  • In both trials 5-ARIs increased the risk of erectile dysfunction and loss of libido.
  • Although it is possible that 5-ARIs reduced the risk of being diagnosed with prostate cancer, it is unknown if this will translate into reduced mortality.
  • 5-ARIs are not FDA approved for the prevention of prostate cancer.

What is the Survival Rate for Prostate Cancer?

The prognosis in prostate cancer depends on the stage of the cancer and the degree of differentiation.

  • Differentiation refers to how closely the cancer resembles normal tissue. This is assessed by calculating the Gleason score as mentioned earlier. The less differentiated the cancer, the poorer the prognosis.
  • The stage refers to the extent of the cancer -- whether it is localized or has spread beyond the prostate. The greater the degree of cancer spread, the poorer the outlook.

5-year survival rates are very good for men with prostate cancer.

  • According to the American Cancer Society, most men with these cancers survive at least 5 years.
  • Most prostate cancers are slow growing, as shown by the fact that a majority of men with prostate cancer survive at least 10 years.
  • Sometimes, however, prostate cancers grow and spread rapidly. Therefore, early diagnosis is essential for a cure.

If a man is elderly and has other medical conditions, watchful waiting may be the most prudent course.

  • Therapy may be more harmful than the cancer.
  • This is especially true if a man's life expectancy is less than 10 years.
  • Many times, elderly men with prostate cancer actually die of something else, such as heart disease, not the slow-growing prostate cancer.

A man and his family members should discuss this with his urologist.

Support Groups and Counseling

Living with cancer presents many new challenges for a man and for his family and friends.
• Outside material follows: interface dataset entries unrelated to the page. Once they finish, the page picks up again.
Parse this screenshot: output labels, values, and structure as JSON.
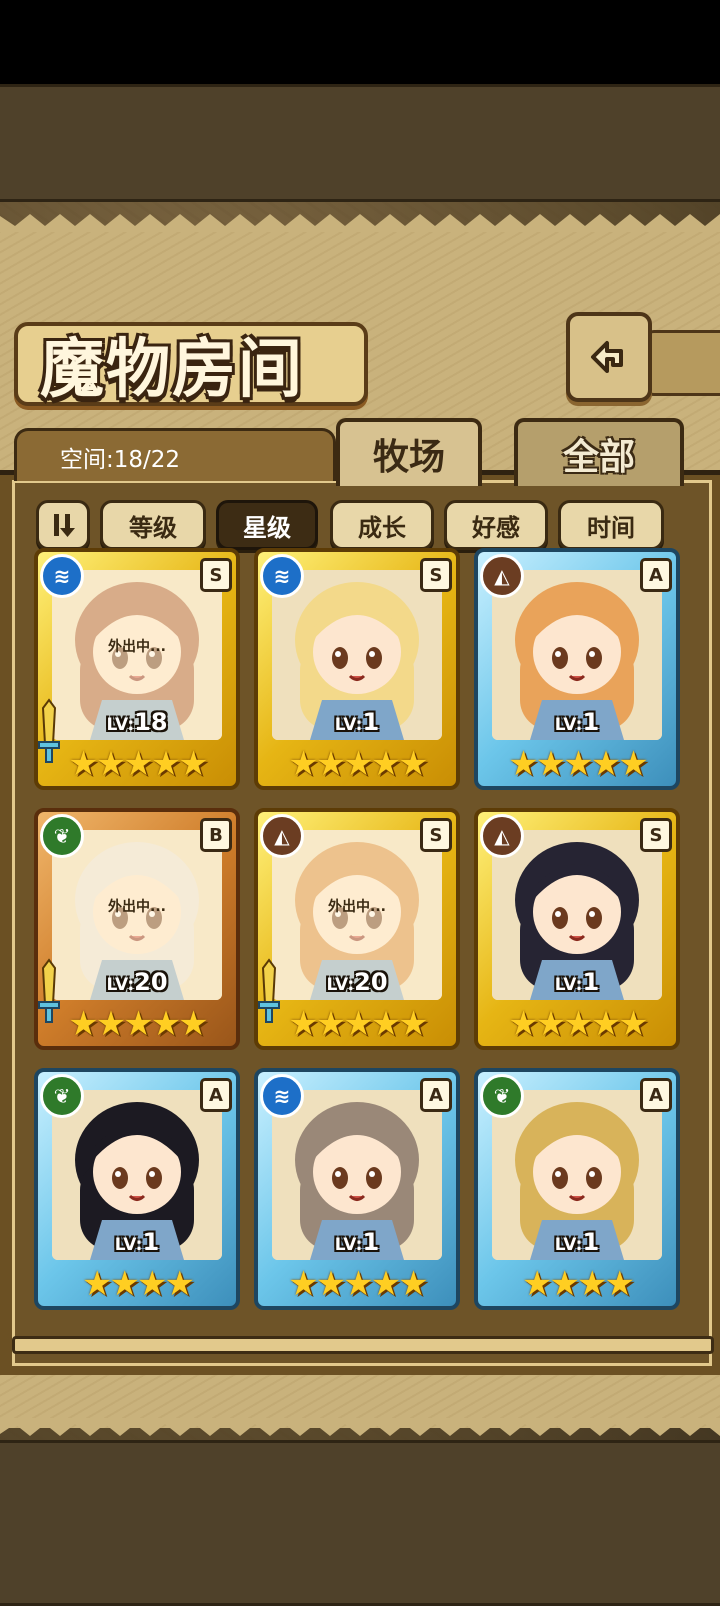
{
  "header": {
    "title": "魔物房间"
  },
  "capacity": {
    "label": "空间:18/22"
  },
  "tabs": [
    {
      "label": "牧场",
      "active": true
    },
    {
      "label": "全部",
      "active": false
    }
  ],
  "sort": {
    "order_icon": "sort-order-icon",
    "options": [
      {
        "label": "等级",
        "active": false
      },
      {
        "label": "星级",
        "active": true
      },
      {
        "label": "成长",
        "active": false
      },
      {
        "label": "好感",
        "active": false
      },
      {
        "label": "时间",
        "active": false
      }
    ]
  },
  "monsters": [
    {
      "level_prefix": "LV:",
      "level": "18",
      "rank": "S",
      "element": "water",
      "stars": "★★★★★",
      "away_text": "外出中...",
      "frame": "gold"
    },
    {
      "level_prefix": "LV:",
      "level": "1",
      "rank": "S",
      "element": "water",
      "stars": "★★★★★",
      "away_text": "",
      "frame": "gold"
    },
    {
      "level_prefix": "LV:",
      "level": "1",
      "rank": "A",
      "element": "earth",
      "stars": "★★★★★",
      "away_text": "",
      "frame": "blue"
    },
    {
      "level_prefix": "LV:",
      "level": "20",
      "rank": "B",
      "element": "leaf",
      "stars": "★★★★★",
      "away_text": "外出中...",
      "frame": "bronze"
    },
    {
      "level_prefix": "LV:",
      "level": "20",
      "rank": "S",
      "element": "earth",
      "stars": "★★★★★",
      "away_text": "外出中...",
      "frame": "gold"
    },
    {
      "level_prefix": "LV:",
      "level": "1",
      "rank": "S",
      "element": "earth",
      "stars": "★★★★★",
      "away_text": "",
      "frame": "gold"
    },
    {
      "level_prefix": "LV:",
      "level": "1",
      "rank": "A",
      "element": "leaf",
      "stars": "★★★★",
      "away_text": "",
      "frame": "blue"
    },
    {
      "level_prefix": "LV:",
      "level": "1",
      "rank": "A",
      "element": "water",
      "stars": "★★★★★",
      "away_text": "",
      "frame": "blue"
    },
    {
      "level_prefix": "LV:",
      "level": "1",
      "rank": "A",
      "element": "leaf",
      "stars": "★★★★",
      "away_text": "",
      "frame": "blue"
    }
  ],
  "colors": {
    "water": "#1d6fc8",
    "earth": "#6b3d22",
    "leaf": "#2f7a2a",
    "star": "#ffce22"
  }
}
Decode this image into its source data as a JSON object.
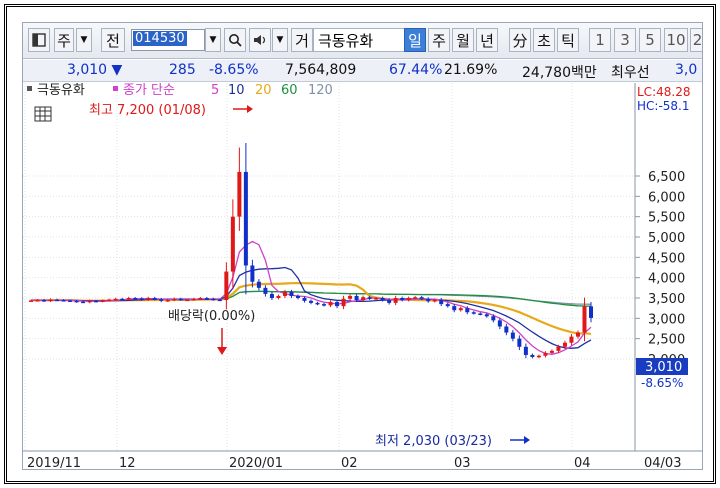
{
  "toolbar": {
    "menu_icon": "chart-menu-icon",
    "type_label": "주",
    "prev_label": "전",
    "code": "014530",
    "search_icon": "search-icon",
    "speaker_icon": "speaker-icon",
    "market_label": "거",
    "stock_name": "극동유화",
    "periods": [
      "일",
      "주",
      "월",
      "년",
      "分",
      "초",
      "틱"
    ],
    "selected_period": "일",
    "intervals": [
      "1",
      "3",
      "5",
      "10",
      "2"
    ]
  },
  "quote": {
    "price": "3,010",
    "direction": "▼",
    "change": "285",
    "change_pct": "-8.65%",
    "volume": "7,564,809",
    "vol_ratio": "67.44%",
    "turnover": "21.69%",
    "amount": "24,780백만",
    "rank_label": "최우선",
    "last": "3,0"
  },
  "colors": {
    "down": "#1030c8",
    "up": "#e01818",
    "ma5": "#d040c8",
    "ma10": "#2030a0",
    "ma20": "#e8a818",
    "ma60": "#209040",
    "ma120": "#8090a8"
  },
  "legend": {
    "stock": "극동유화",
    "ma_label": "종가 단순",
    "periods": [
      "5",
      "10",
      "20",
      "60",
      "120"
    ]
  },
  "annotations": {
    "lc": "LC:48.28",
    "hc": "HC:-58.1",
    "high": "최고 7,200 (01/08)",
    "low": "최저 2,030 (03/23)",
    "dividend": "배당락(0.00%)",
    "current_price": "3,010",
    "current_pct": "-8.65%"
  },
  "chart_data": {
    "type": "candlestick",
    "y_range": [
      1800,
      7200
    ],
    "y_ticks": [
      "6,500",
      "6,000",
      "5,500",
      "5,000",
      "4,500",
      "4,000",
      "3,500",
      "3,000",
      "2,500",
      "2,000"
    ],
    "y_tick_values": [
      6500,
      6000,
      5500,
      5000,
      4500,
      4000,
      3500,
      3000,
      2500,
      2000
    ],
    "x_labels": [
      "2019/11",
      "12",
      "2020/01",
      "02",
      "03",
      "04",
      "04/03"
    ],
    "high": {
      "value": 7200,
      "date": "01/08"
    },
    "low": {
      "value": 2030,
      "date": "03/23"
    },
    "last_close": 3010,
    "change_pct": -8.65,
    "closes": [
      3440,
      3450,
      3430,
      3460,
      3450,
      3440,
      3430,
      3410,
      3400,
      3430,
      3420,
      3440,
      3460,
      3480,
      3470,
      3500,
      3490,
      3460,
      3500,
      3470,
      3430,
      3450,
      3480,
      3460,
      3460,
      3480,
      3500,
      3480,
      3460,
      3450,
      4150,
      5500,
      6600,
      4300,
      3900,
      3750,
      3600,
      3500,
      3550,
      3650,
      3550,
      3500,
      3430,
      3380,
      3350,
      3320,
      3400,
      3300,
      3480,
      3550,
      3450,
      3520,
      3480,
      3500,
      3450,
      3380,
      3500,
      3450,
      3500,
      3520,
      3480,
      3420,
      3450,
      3350,
      3300,
      3200,
      3250,
      3150,
      3120,
      3100,
      3050,
      2950,
      2800,
      2650,
      2500,
      2300,
      2100,
      2050,
      2080,
      2150,
      2200,
      2300,
      2400,
      2550,
      2650,
      3295,
      3010
    ]
  }
}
  • A man will probably have many worries about how the cancer will affect him and his ability to live a normal life, that is, to care for his family and home, to hold his job, and to continue the friendships and activities he enjoys.
  • Many people feel anxious and depressed. Some people feel angry and resentful; others feel helpless and defeated.
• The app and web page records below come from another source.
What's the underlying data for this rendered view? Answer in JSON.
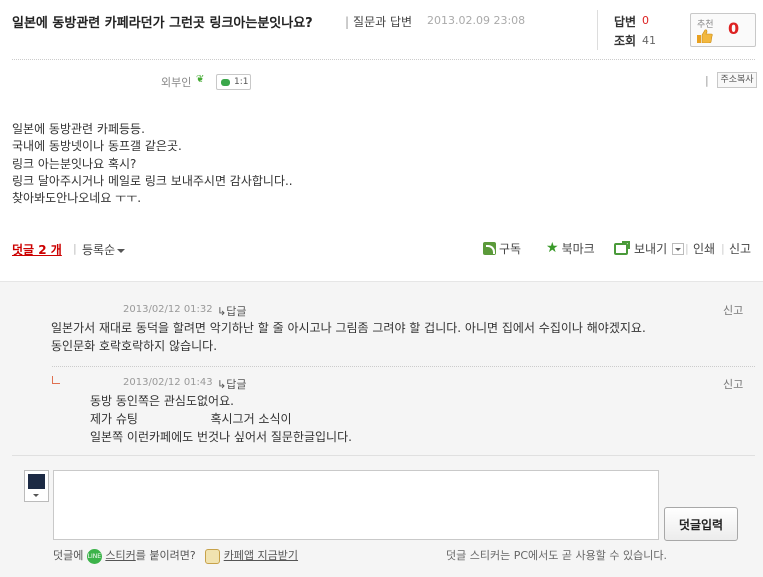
{
  "post": {
    "title": "일본에 동방관련 카페라던가 그런곳 링크아는분잇나요?",
    "category": "질문과 답변",
    "category_sep": "|",
    "date": "2013.02.09 23:08",
    "answers_label": "답변",
    "answers_count": "0",
    "views_label": "조회",
    "views_count": "41",
    "recommend_label": "추천",
    "recommend_count": "0",
    "author": "외부인",
    "chat_count": "1:1",
    "address_sep": "|",
    "address_copy": "주소복사",
    "content": [
      "일본에 동방관련 카페등등.",
      "국내에 동방넷이나 동프갤 같은곳.",
      "링크 아는분잇나요 혹시?",
      "링크 달아주시거나 메일로 링크 보내주시면 감사합니다..",
      "찾아봐도안나오네요 ㅜㅜ."
    ]
  },
  "comments_bar": {
    "count_label": "덧글 2 개",
    "sep": "|",
    "sort_label": "등록순",
    "subscribe": "구독",
    "bookmark": "북마크",
    "send": "보내기",
    "print": "인쇄",
    "report": "신고",
    "sep2": "|"
  },
  "comments": [
    {
      "date": "2013/02/12 01:32",
      "reply": "↳답글",
      "report": "신고",
      "lines": [
        "일본가서 재대로 동덕을 할려면 악기하난 할 줄 아시고나 그림좀 그려야 할 겁니다. 아니면 집에서 수집이나 해야겠지요.",
        "동인문화 호락호락하지 않습니다."
      ]
    },
    {
      "date": "2013/02/12 01:43",
      "reply": "↳답글",
      "report": "신고",
      "lines": [
        "동방 동인쪽은 관심도없어요.",
        "제가 슈팅                   혹시그거 소식이",
        "일본쪽 이런카페에도 번것나 싶어서 질문한글입니다."
      ]
    }
  ],
  "comment_form": {
    "submit_label": "덧글입력",
    "sticker_prefix": "덧글에",
    "line_icon_text": "LINE",
    "sticker_link": "스티커",
    "sticker_suffix": "를 붙이려면?",
    "cafe_app_link": "카페앱 지금받기",
    "pc_notice": "덧글 스티커는 PC에서도 곧 사용할 수 있습니다."
  }
}
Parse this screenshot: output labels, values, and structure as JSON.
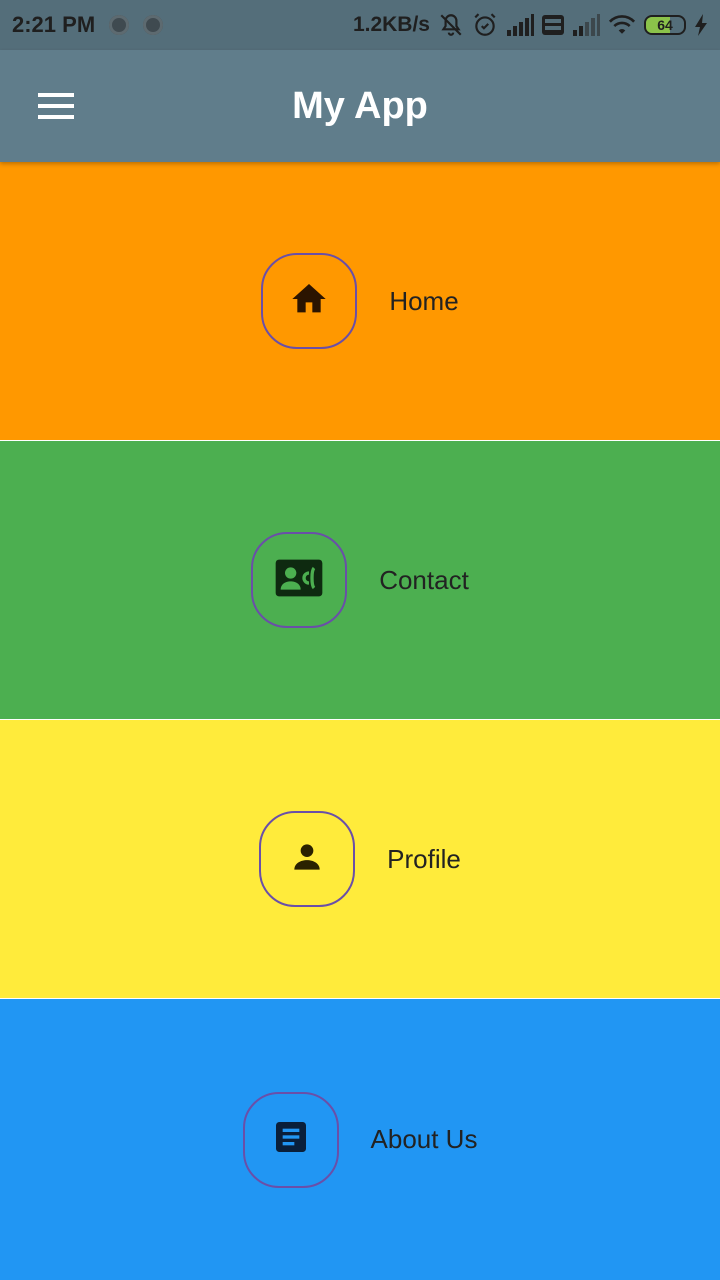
{
  "status_bar": {
    "time": "2:21 PM",
    "network_speed": "1.2KB/s",
    "battery_level": "64",
    "battery_fraction": 0.64,
    "icons": [
      "notification-dot-icon",
      "notification-dot-icon",
      "mute-icon",
      "alarm-icon",
      "signal-icon",
      "volte-icon",
      "signal-icon",
      "wifi-icon",
      "battery-icon",
      "charging-icon"
    ]
  },
  "app_bar": {
    "title": "My App",
    "menu_icon": "hamburger-menu-icon",
    "background": "#607d8b"
  },
  "sections": [
    {
      "label": "Home",
      "icon": "home-icon",
      "background": "#ff9800",
      "icon_color": "#2b1400"
    },
    {
      "label": "Contact",
      "icon": "contact-card-icon",
      "background": "#4caf50",
      "icon_color": "#0e2a10"
    },
    {
      "label": "Profile",
      "icon": "person-icon",
      "background": "#ffeb3b",
      "icon_color": "#2a2200"
    },
    {
      "label": "About Us",
      "icon": "article-icon",
      "background": "#2196f3",
      "icon_color": "#0a1f3a"
    }
  ],
  "colors": {
    "status_bar": "#546e7a",
    "icon_border": "#6a4fa8"
  }
}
For most people with cancer, talking about their feelings and concerns helps.

  • Friends and family members can be very supportive. They may be hesitant to offer support until they see how the man with cancer is coping. Don't wait for them to bring it up. If one wants to talk about their concerns, let them know.
  • Some people don't want to burden their loved ones or prefer talking about their concerns with a more neutral professional. A social worker, counselor, or member of the clergy can be helpful if a man wants to discuss his feelings and concerns about having cancer. A urologist or oncologist should be able to recommend someone.
  • Many people with cancer are profoundly helped by talking to other people who have cancer. Sharing one's concerns with others who have been through the same thing can be remarkably reassuring. Support groups of people with cancer may be available through the medical center where one receives treatment. The American Cancer Society also has information about support groups all over the U.S.

Health Solutions From Our Sponsors

Prostate Cancer Screening

Prostate Specific Antigen (PSA) Test

Prostate specific antigen (PSA) is a specific protein that is released by the prostate into the bloodstream. The prostate manufactures the liquid part of semen that helps transport sperm and also provides it with nutrition. The PSA test measures the amount of PSA in the blood. There are normal expected levels of PSA in the blood; levels might increase in patients with prostate cancer, benign prostatic hypertrophy (a noncancerous enlargement of the prostate), and prostate infection.